▸ To do
Say how many lines of the entries below include "this", giving nothing but that number.

▸ Input material
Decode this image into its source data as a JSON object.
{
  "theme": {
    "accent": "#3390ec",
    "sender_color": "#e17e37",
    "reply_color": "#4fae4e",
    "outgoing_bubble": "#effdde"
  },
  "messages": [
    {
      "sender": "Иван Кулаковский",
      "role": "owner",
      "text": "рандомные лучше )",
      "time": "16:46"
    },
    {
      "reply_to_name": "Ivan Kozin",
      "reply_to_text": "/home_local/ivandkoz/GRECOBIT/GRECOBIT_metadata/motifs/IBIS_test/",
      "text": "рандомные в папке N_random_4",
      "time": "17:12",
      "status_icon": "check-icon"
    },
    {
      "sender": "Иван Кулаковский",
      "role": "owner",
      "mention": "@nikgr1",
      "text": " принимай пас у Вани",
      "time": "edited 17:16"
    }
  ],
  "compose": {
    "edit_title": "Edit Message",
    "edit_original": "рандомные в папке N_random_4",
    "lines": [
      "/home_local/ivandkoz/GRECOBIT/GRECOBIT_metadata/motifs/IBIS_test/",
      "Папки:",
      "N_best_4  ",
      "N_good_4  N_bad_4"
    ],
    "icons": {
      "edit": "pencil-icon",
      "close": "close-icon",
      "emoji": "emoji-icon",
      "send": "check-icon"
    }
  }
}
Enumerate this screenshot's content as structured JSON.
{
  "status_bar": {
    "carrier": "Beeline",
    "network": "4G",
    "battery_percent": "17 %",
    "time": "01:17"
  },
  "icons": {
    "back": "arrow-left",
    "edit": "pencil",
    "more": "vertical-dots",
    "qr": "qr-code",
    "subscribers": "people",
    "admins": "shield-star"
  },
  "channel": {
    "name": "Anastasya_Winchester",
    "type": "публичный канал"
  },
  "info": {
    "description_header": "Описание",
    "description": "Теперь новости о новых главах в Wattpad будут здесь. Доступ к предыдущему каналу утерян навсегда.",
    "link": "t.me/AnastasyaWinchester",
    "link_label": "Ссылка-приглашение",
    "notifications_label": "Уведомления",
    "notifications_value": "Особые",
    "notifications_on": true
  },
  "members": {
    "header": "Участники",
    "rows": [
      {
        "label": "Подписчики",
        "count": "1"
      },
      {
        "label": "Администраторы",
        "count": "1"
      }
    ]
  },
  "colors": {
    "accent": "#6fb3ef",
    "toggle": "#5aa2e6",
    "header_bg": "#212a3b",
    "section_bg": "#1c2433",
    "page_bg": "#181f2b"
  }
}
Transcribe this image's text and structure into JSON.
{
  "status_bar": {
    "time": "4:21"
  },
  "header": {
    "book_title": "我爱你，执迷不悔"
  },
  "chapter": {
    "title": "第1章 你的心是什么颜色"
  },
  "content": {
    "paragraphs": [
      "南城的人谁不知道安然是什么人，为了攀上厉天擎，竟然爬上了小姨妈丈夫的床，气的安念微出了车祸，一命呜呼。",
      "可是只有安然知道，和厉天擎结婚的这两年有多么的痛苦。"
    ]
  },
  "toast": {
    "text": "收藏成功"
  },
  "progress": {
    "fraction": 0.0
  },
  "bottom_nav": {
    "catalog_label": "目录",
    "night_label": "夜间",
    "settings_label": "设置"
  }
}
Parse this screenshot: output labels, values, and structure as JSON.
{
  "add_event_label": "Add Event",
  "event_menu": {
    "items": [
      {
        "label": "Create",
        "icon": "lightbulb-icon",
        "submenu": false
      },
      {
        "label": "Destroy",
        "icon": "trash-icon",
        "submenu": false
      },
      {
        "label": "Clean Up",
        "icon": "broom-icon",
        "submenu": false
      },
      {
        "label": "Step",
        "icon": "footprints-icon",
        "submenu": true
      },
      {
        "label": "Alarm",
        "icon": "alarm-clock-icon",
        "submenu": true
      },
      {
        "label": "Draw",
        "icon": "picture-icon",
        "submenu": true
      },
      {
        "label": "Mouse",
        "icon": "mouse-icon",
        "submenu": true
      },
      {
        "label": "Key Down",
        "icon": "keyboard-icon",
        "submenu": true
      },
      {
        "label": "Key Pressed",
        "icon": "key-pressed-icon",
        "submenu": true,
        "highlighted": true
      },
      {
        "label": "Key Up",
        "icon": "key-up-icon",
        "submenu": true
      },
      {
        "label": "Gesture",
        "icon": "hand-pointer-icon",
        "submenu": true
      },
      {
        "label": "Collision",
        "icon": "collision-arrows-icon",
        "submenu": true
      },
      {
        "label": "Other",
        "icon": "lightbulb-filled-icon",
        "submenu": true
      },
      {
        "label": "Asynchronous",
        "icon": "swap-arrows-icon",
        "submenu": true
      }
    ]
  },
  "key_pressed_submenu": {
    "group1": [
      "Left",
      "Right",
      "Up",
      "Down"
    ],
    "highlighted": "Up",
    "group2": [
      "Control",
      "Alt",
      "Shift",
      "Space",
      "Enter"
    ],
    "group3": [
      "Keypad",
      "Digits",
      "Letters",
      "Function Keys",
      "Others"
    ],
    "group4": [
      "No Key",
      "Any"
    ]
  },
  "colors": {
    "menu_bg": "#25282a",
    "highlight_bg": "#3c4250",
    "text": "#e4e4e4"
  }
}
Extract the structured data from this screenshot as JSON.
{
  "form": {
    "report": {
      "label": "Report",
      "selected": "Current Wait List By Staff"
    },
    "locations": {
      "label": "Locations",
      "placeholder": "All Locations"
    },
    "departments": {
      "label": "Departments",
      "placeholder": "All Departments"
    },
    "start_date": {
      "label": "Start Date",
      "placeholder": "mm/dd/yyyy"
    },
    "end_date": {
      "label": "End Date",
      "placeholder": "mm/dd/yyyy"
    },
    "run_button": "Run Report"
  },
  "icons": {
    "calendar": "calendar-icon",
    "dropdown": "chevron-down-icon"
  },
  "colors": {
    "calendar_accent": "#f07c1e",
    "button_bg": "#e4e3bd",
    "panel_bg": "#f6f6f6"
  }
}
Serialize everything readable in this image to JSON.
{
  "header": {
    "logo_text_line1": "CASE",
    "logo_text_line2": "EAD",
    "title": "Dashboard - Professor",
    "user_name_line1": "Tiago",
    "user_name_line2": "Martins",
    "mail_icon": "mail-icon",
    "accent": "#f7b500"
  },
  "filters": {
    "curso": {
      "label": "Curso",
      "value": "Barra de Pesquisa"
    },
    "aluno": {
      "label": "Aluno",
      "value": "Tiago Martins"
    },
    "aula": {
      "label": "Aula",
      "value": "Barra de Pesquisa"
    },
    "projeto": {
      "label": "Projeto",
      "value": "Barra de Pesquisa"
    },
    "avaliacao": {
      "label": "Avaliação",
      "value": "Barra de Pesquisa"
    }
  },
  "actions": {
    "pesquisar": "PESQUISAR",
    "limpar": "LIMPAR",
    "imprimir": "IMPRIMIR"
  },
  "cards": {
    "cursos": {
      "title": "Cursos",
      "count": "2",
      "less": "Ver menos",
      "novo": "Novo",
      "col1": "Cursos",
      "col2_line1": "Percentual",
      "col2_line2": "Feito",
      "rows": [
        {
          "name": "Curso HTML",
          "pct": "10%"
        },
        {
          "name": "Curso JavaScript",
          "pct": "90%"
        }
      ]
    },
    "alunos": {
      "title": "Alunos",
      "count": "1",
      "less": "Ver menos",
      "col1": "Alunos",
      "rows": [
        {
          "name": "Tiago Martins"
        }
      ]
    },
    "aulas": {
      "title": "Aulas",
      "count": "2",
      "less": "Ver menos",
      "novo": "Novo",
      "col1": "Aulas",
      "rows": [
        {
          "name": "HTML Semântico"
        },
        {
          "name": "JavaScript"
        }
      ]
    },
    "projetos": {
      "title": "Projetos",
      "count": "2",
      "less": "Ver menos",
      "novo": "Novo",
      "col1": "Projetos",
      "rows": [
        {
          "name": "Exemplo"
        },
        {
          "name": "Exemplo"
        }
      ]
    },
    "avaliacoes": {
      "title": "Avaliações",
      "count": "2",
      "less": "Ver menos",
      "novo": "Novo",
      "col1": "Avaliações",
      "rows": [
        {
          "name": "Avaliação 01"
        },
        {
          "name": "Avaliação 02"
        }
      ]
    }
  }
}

▸ Task response
6